Members-only content is a tangible member benefit and can be a compelling incentive for those who haven’t yet joined. If membership is a revenue driver, make sure you’re striking the right balance with which content — and how much of it — you lock up.


The panel agreed on a 30-70 split between open and closed content. How do you decide what to leave open? First, consult your analytics to see what people are clicking on social media, email newsletters, and your website. Campos-Seijo also recommends reaching out to your audience through phone market research to see what they’re willing to pay for.


But what if most people in the field you represent will become members anyway? That’s the case for Hoffer. Rather than leveraging exclusive content to engage potential members, use it to build a sense of support and community among the members you already have.


Are you creating content that truly resonates?

Paying attention to what your members are paying attention to can spark ideas for creative engagement.


Here are three success stories.

  • Molecule of the Moment: If chemistry is a key player in a popular news story, like the recall of canned dog food, ACS doesn’t hesitate to capitalize on the topic.They share a photo and description of the molecule involved and how it ties into that current event on social media. It’s easy to put together and highly shareable.

  • Member profiles: WMIA knows that community is important to their members. So they feature member profiles on their blog and blast them out in newsletters, which end up being the most trafficked pieces of content.

  • Virtual 5k: Health is a top priority in the nursing community, and it inspired ANA’s virtual 5k. Members enthusiastically participate by tracking their training progress and sharing photos on the platform.


Are you reaching each global segment of your membership?

Finding ways to show you are genuinely respectful of cultural differences and serious about supporting all of your membership communities builds credibility. If you’re a global organization, make sure to talk the talk.


Target geographic regions with surveys in their language through social media and email to learn ways they’d like to be supported. Work with members from those countries to translate articles or, at the very least, have the Google translate plug-in available on all of your website pages.


Are you working too hard (and spending too much money) on content creation?

Expensive studio space is no longer a prerequisite for video and photography. Most phones have extremely high-quality lenses, and you should use them. A brief social media live-stream during an event is an inexpensive way to raise awareness, engage members, and drive traffic.


Furthermore, bring all of your social media teams together for a monthly internal roundtable to share resources and decide what to cross-post on your channels, including older content.


Look for opportunities to create evergreen content. Then resurface it. Two common ways to give content a second life are to incorporate themed call-out boxes in your articles — “Most Read” boxes do particularly well — or link to something previously published in newer articles.


Are you hiring the right people?

Technology will continue to advance, so it’s important to consider whether your organization is equipped for the changes ahead with the right people
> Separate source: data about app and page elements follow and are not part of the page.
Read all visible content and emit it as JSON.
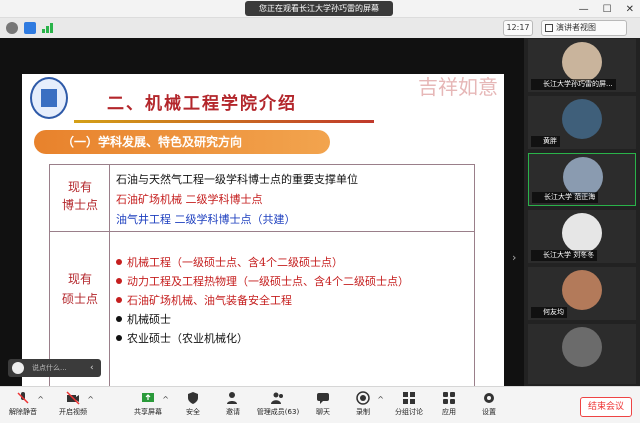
{
  "window": {
    "banner": "您正在观看长江大学孙巧雷的屏幕",
    "min": "—",
    "max": "☐",
    "close": "✕"
  },
  "status": {
    "time": "12:17",
    "view_label": "演讲者视图"
  },
  "slide": {
    "title": "二、机械工程学院介绍",
    "calligraphy": "吉祥如意",
    "section": "（一）学科发展、特色及研究方向",
    "rows": [
      {
        "label_line1": "现有",
        "label_line2": "博士点",
        "lines": [
          {
            "text": "石油与天然气工程一级学科博士点的重要支撑单位",
            "color": "black"
          },
          {
            "text": "石油矿场机械  二级学科博士点",
            "color": "red"
          },
          {
            "text": "油气井工程      二级学科博士点（共建）",
            "color": "blue"
          }
        ]
      },
      {
        "label_line1": "现有",
        "label_line2": "硕士点",
        "lines": [
          {
            "text": "机械工程（一级硕士点、含4个二级硕士点）",
            "color": "red"
          },
          {
            "text": "动力工程及工程热物理（一级硕士点、含4个二级硕士点）",
            "color": "red"
          },
          {
            "text": "石油矿场机械、油气装备安全工程",
            "color": "red"
          },
          {
            "text": "机械硕士",
            "color": "black"
          },
          {
            "text": "农业硕士（农业机械化）",
            "color": "black"
          }
        ]
      }
    ]
  },
  "participants": [
    {
      "name": "长江大学孙巧雷的屏...",
      "avatar_color": "#c9b49c"
    },
    {
      "name": "黄胖",
      "avatar_color": "#3f5f7a"
    },
    {
      "name": "长江大学 范正海",
      "avatar_color": "#8a9bb0"
    },
    {
      "name": "长江大学 刘冬冬",
      "avatar_color": "#e6e6e6"
    },
    {
      "name": "何友均",
      "avatar_color": "#b37a5a"
    },
    {
      "name": "",
      "avatar_color": "#6b6b6b"
    }
  ],
  "chat": {
    "placeholder": "说点什么...",
    "arrow": "‹"
  },
  "toolbar": {
    "mute": "解除静音",
    "video": "开启视频",
    "share": "共享屏幕",
    "security": "安全",
    "invite": "邀请",
    "members": "管理成员(63)",
    "chat": "聊天",
    "record": "录制",
    "breakout": "分组讨论",
    "apps": "应用",
    "settings": "设置",
    "end": "结束会议"
  }
}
Candidates should have broad experience and be willing to wear many hats. And they should be able to showcase the work they’ve already done to demonstrate their skills.


Writing for one medium is over. Think clearly about messaging for each membership segment and decide which channels are appropriate. Get savvy with analytics and learn to draw the right conclusions about what’s truly resonating.
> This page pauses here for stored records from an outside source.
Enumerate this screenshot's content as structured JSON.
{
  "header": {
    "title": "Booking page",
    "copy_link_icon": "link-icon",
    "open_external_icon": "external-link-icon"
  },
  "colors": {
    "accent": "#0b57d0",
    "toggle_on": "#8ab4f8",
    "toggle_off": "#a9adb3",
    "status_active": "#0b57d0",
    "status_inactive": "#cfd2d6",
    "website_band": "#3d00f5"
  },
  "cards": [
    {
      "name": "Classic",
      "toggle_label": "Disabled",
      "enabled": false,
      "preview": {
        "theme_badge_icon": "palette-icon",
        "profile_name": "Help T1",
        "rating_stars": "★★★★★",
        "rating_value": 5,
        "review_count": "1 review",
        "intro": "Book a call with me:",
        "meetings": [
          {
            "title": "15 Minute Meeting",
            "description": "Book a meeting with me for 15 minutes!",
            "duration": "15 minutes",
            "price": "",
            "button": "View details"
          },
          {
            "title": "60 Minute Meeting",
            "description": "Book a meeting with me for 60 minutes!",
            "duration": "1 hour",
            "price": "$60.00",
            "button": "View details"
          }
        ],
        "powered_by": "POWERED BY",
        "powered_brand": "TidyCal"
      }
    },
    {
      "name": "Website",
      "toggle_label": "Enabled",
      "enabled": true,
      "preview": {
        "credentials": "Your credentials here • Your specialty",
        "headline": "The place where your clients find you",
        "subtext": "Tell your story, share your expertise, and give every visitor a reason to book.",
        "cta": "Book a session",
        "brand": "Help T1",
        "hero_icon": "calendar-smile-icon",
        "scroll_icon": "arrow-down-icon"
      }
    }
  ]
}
It all comes down to knowing your members.


Meridian Watters is digital editorial specialist for the Society for Neuroscience. Association Media & Publishing thanks Meridian for her stellar job of covering this Lunch & Learn for our members who were unable to attend.



Future Lunch & Learns

The next Lunch & Learn is “How to Manage Content Across Multiple Platforms” on May 3 in Chicago and May 17 in Washington D.C. Find more information on future Lunch & Learn sessions and register online.